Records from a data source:
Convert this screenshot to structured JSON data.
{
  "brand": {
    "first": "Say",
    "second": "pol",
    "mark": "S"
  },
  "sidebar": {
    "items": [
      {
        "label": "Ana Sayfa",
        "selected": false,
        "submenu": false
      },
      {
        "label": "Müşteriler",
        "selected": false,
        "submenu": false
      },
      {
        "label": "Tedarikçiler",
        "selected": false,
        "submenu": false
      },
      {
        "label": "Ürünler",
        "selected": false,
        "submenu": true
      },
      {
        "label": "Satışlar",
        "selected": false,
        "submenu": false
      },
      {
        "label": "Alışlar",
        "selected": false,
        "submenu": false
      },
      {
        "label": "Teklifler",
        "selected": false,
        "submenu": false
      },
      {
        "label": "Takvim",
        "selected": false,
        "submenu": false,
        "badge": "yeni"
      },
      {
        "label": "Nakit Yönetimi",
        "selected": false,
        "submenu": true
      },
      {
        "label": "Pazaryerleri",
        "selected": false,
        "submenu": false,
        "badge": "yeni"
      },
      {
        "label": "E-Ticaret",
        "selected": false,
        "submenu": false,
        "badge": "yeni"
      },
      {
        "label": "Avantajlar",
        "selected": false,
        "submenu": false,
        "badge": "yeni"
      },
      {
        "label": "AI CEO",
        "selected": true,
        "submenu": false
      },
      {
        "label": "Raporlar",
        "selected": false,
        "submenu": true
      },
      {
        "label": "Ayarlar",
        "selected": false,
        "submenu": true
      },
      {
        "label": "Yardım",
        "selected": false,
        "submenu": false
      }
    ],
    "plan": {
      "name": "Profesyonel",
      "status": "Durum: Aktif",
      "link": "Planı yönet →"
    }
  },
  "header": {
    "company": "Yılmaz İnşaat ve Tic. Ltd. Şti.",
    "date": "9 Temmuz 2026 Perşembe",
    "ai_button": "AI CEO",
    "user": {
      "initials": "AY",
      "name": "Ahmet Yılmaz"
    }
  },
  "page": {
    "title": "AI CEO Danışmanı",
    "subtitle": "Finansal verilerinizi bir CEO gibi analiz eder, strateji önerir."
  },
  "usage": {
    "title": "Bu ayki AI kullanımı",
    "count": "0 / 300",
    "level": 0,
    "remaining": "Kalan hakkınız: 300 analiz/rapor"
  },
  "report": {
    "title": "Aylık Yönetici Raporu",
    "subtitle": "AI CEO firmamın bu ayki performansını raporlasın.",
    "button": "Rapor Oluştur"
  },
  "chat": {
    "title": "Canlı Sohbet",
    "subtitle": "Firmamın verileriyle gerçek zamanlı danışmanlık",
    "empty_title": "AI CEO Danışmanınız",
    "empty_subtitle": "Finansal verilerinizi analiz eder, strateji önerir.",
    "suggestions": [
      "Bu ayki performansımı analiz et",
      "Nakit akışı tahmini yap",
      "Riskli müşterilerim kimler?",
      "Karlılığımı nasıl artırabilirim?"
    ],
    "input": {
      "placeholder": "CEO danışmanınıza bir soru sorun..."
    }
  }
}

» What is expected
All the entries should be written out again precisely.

» Problem solution
Convert this screenshot to structured JSON data.
{
  "brand": {
    "first": "Say",
    "second": "pol",
    "mark": "S"
  },
  "sidebar": {
    "items": [
      {
        "label": "Ana Sayfa",
        "selected": false,
        "submenu": false
      },
      {
        "label": "Müşteriler",
        "selected": false,
        "submenu": false
      },
      {
        "label": "Tedarikçiler",
        "selected": false,
        "submenu": false
      },
      {
        "label": "Ürünler",
        "selected": false,
        "submenu": true
      },
      {
        "label": "Satışlar",
        "selected": false,
        "submenu": false
      },
      {
        "label": "Alışlar",
        "selected": false,
        "submenu": false
      },
      {
        "label": "Teklifler",
        "selected": false,
        "submenu": false
      },
      {
        "label": "Takvim",
        "selected": false,
        "submenu": false,
        "badge": "yeni"
      },
      {
        "label": "Nakit Yönetimi",
        "selected": false,
        "submenu": true
      },
      {
        "label": "Pazaryerleri",
        "selected": false,
        "submenu": false,
        "badge": "yeni"
      },
      {
        "label": "E-Ticaret",
        "selected": false,
        "submenu": false,
        "badge": "yeni"
      },
      {
        "label": "Avantajlar",
        "selected": false,
        "submenu": false,
        "badge": "yeni"
      },
      {
        "label": "AI CEO",
        "selected": true,
        "submenu": false
      },
      {
        "label": "Raporlar",
        "selected": false,
        "submenu": true
      },
      {
        "label": "Ayarlar",
        "selected": false,
        "submenu": true
      },
      {
        "label": "Yardım",
        "selected": false,
        "submenu": false
      }
    ],
    "plan": {
      "name": "Profesyonel",
      "status": "Durum: Aktif",
      "link": "Planı yönet →"
    }
  },
  "header": {
    "company": "Yılmaz İnşaat ve Tic. Ltd. Şti.",
    "date": "9 Temmuz 2026 Perşembe",
    "ai_button": "AI CEO",
    "user": {
      "initials": "AY",
      "name": "Ahmet Yılmaz"
    }
  },
  "page": {
    "title": "AI CEO Danışmanı",
    "subtitle": "Finansal verilerinizi bir CEO gibi analiz eder, strateji önerir."
  },
  "usage": {
    "title": "Bu ayki AI kullanımı",
    "count": "0 / 300",
    "level": 0,
    "remaining": "Kalan hakkınız: 300 analiz/rapor"
  },
  "report": {
    "title": "Aylık Yönetici Raporu",
    "subtitle": "AI CEO firmamın bu ayki performansını raporlasın.",
    "button": "Rapor Oluştur"
  },
  "chat": {
    "title": "Canlı Sohbet",
    "subtitle": "Firmamın verileriyle gerçek zamanlı danışmanlık",
    "empty_title": "AI CEO Danışmanınız",
    "empty_subtitle": "Finansal verilerinizi analiz eder, strateji önerir.",
    "suggestions": [
      "Bu ayki performansımı analiz et",
      "Nakit akışı tahmini yap",
      "Riskli müşterilerim kimler?",
      "Karlılığımı nasıl artırabilirim?"
    ],
    "input": {
      "placeholder": "CEO danışmanınıza bir soru sorun..."
    }
  }
}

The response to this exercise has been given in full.